Problem requirements:
Output every record exactly and leave each picture out.
*** Material shown ***
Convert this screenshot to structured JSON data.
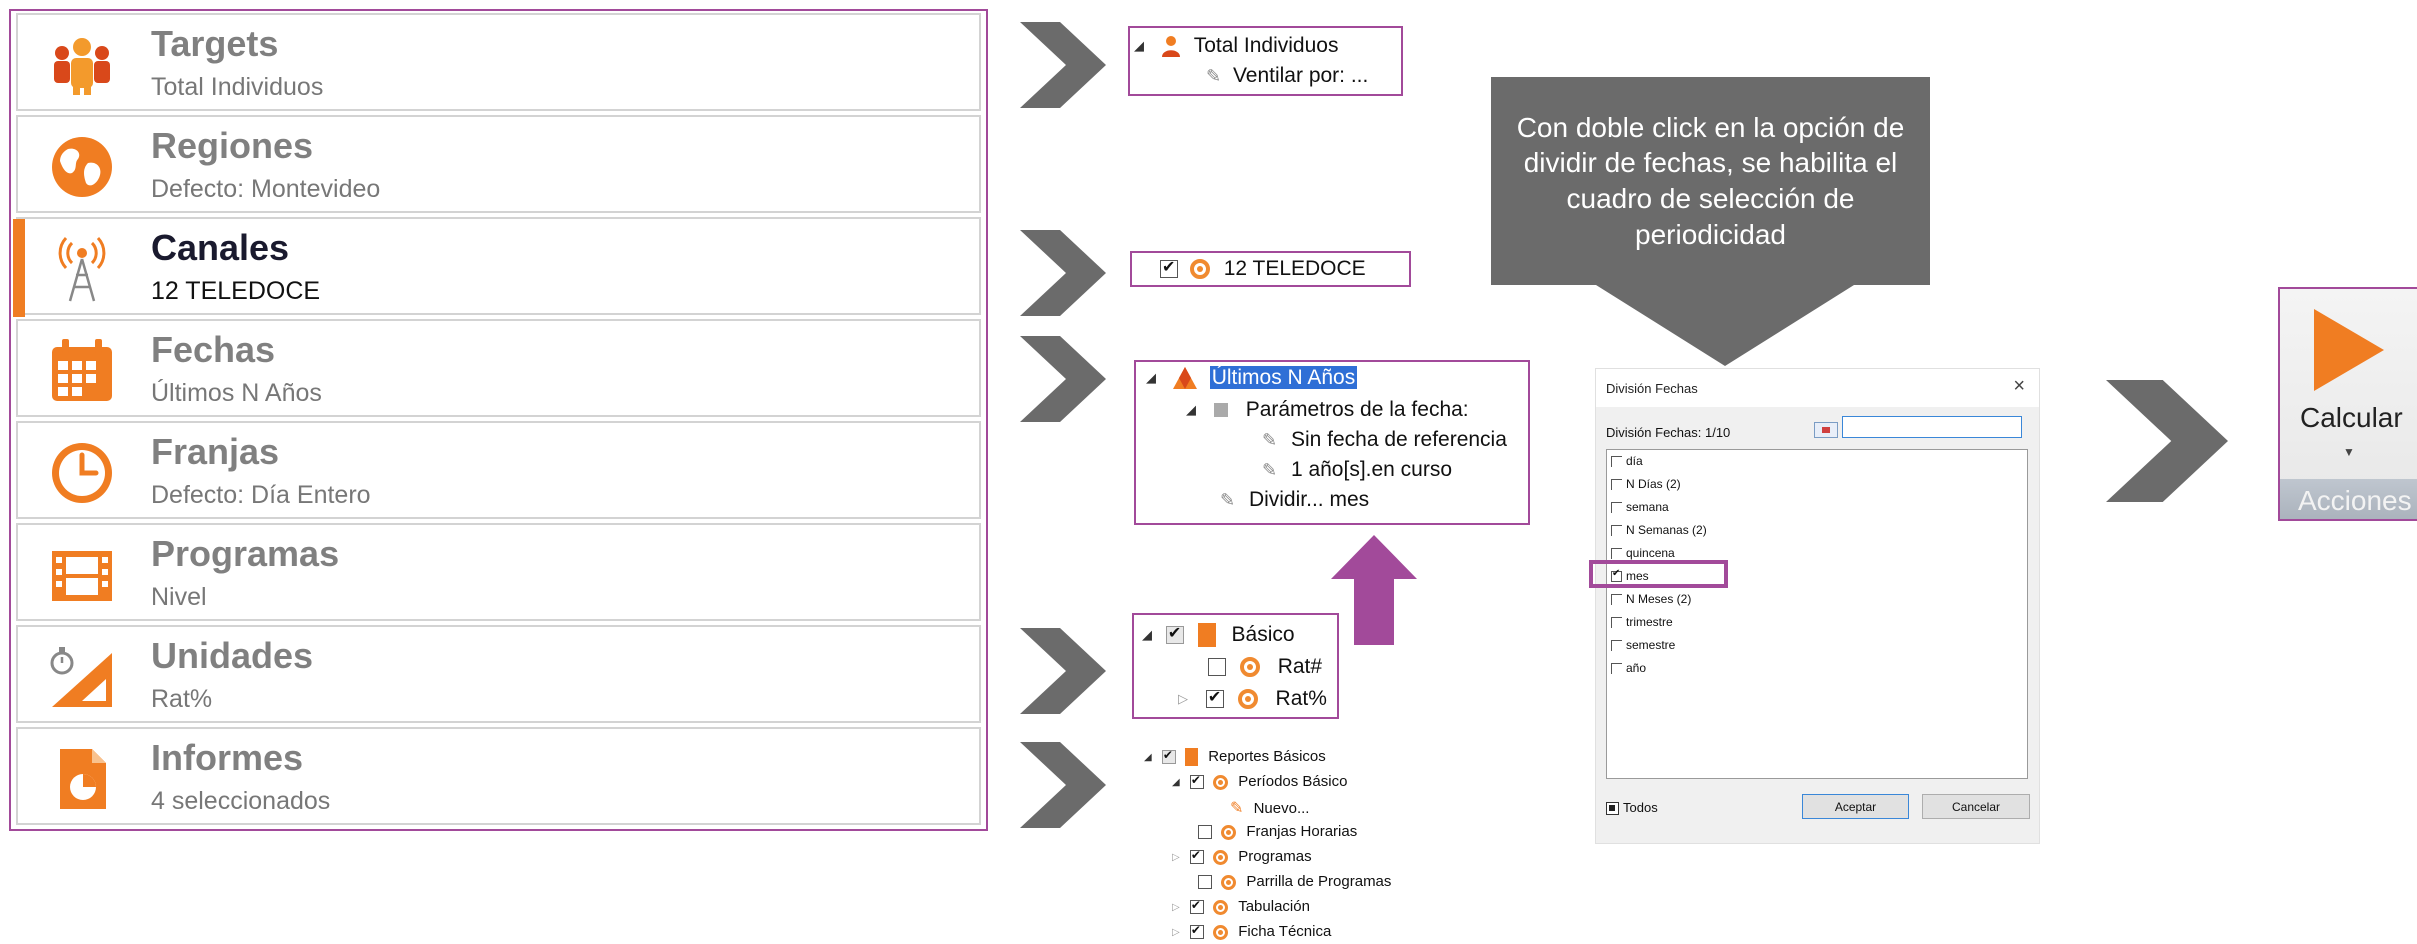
{
  "nav": {
    "items": [
      {
        "title": "Targets",
        "subtitle": "Total Individuos",
        "icon": "people-icon"
      },
      {
        "title": "Regiones",
        "subtitle": "Defecto: Montevideo",
        "icon": "globe-icon"
      },
      {
        "title": "Canales",
        "subtitle": "12 TELEDOCE",
        "icon": "antenna-icon",
        "active": true
      },
      {
        "title": "Fechas",
        "subtitle": "Últimos N Años",
        "icon": "calendar-icon"
      },
      {
        "title": "Franjas",
        "subtitle": "Defecto: Día Entero",
        "icon": "clock-icon"
      },
      {
        "title": "Programas",
        "subtitle": "Nivel",
        "icon": "film-icon"
      },
      {
        "title": "Unidades",
        "subtitle": "Rat%",
        "icon": "ruler-timer-icon"
      },
      {
        "title": "Informes",
        "subtitle": "4 seleccionados",
        "icon": "report-icon"
      }
    ],
    "accent_color": "#ef7d22",
    "border_color": "#a24a9a"
  },
  "targets_tree": {
    "root": "Total Individuos",
    "child": "Ventilar por: ..."
  },
  "canales_tree": {
    "item": "12 TELEDOCE"
  },
  "fechas_tree": {
    "root": "Últimos N Años",
    "params": "Parámetros de la fecha:",
    "ref": "Sin fecha de referencia",
    "period": "1 año[s].en curso",
    "divide": "Dividir... mes"
  },
  "unidades_tree": {
    "root": "Básico",
    "item1": "Rat#",
    "item2": "Rat%"
  },
  "informes_tree": {
    "root": "Reportes Básicos",
    "items": [
      "Períodos Básico",
      "Nuevo...",
      "Franjas Horarias",
      "Programas",
      "Parrilla de Programas",
      "Tabulación",
      "Ficha Técnica"
    ]
  },
  "callout": {
    "text": "Con doble click en la opción de dividir de fechas, se habilita el cuadro de selección de periodicidad"
  },
  "dialog": {
    "title": "División Fechas",
    "close": "×",
    "label": "División Fechas: 1/10",
    "input_value": "",
    "options": [
      "día",
      "N Días (2)",
      "semana",
      "N Semanas (2)",
      "quincena",
      "mes",
      "N Meses (2)",
      "trimestre",
      "semestre",
      "año"
    ],
    "checked": "mes",
    "todos": "Todos",
    "accept": "Aceptar",
    "cancel": "Cancelar"
  },
  "ribbon": {
    "button": "Calcular",
    "group": "Acciones"
  }
}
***
Exercise solution:
Convert this screenshot to structured JSON data.
{
  "nav": {
    "items": [
      {
        "title": "Targets",
        "subtitle": "Total Individuos",
        "icon": "people-icon"
      },
      {
        "title": "Regiones",
        "subtitle": "Defecto: Montevideo",
        "icon": "globe-icon"
      },
      {
        "title": "Canales",
        "subtitle": "12 TELEDOCE",
        "icon": "antenna-icon",
        "active": true
      },
      {
        "title": "Fechas",
        "subtitle": "Últimos N Años",
        "icon": "calendar-icon"
      },
      {
        "title": "Franjas",
        "subtitle": "Defecto: Día Entero",
        "icon": "clock-icon"
      },
      {
        "title": "Programas",
        "subtitle": "Nivel",
        "icon": "film-icon"
      },
      {
        "title": "Unidades",
        "subtitle": "Rat%",
        "icon": "ruler-timer-icon"
      },
      {
        "title": "Informes",
        "subtitle": "4 seleccionados",
        "icon": "report-icon"
      }
    ],
    "accent_color": "#ef7d22",
    "border_color": "#a24a9a"
  },
  "targets_tree": {
    "root": "Total Individuos",
    "child": "Ventilar por: ..."
  },
  "canales_tree": {
    "item": "12 TELEDOCE"
  },
  "fechas_tree": {
    "root": "Últimos N Años",
    "params": "Parámetros de la fecha:",
    "ref": "Sin fecha de referencia",
    "period": "1 año[s].en curso",
    "divide": "Dividir... mes"
  },
  "unidades_tree": {
    "root": "Básico",
    "item1": "Rat#",
    "item2": "Rat%"
  },
  "informes_tree": {
    "root": "Reportes Básicos",
    "items": [
      "Períodos Básico",
      "Nuevo...",
      "Franjas Horarias",
      "Programas",
      "Parrilla de Programas",
      "Tabulación",
      "Ficha Técnica"
    ]
  },
  "callout": {
    "text": "Con doble click en la opción de dividir de fechas, se habilita el cuadro de selección de periodicidad"
  },
  "dialog": {
    "title": "División Fechas",
    "close": "×",
    "label": "División Fechas: 1/10",
    "input_value": "",
    "options": [
      "día",
      "N Días (2)",
      "semana",
      "N Semanas (2)",
      "quincena",
      "mes",
      "N Meses (2)",
      "trimestre",
      "semestre",
      "año"
    ],
    "checked": "mes",
    "todos": "Todos",
    "accept": "Aceptar",
    "cancel": "Cancelar"
  },
  "ribbon": {
    "button": "Calcular",
    "group": "Acciones"
  }
}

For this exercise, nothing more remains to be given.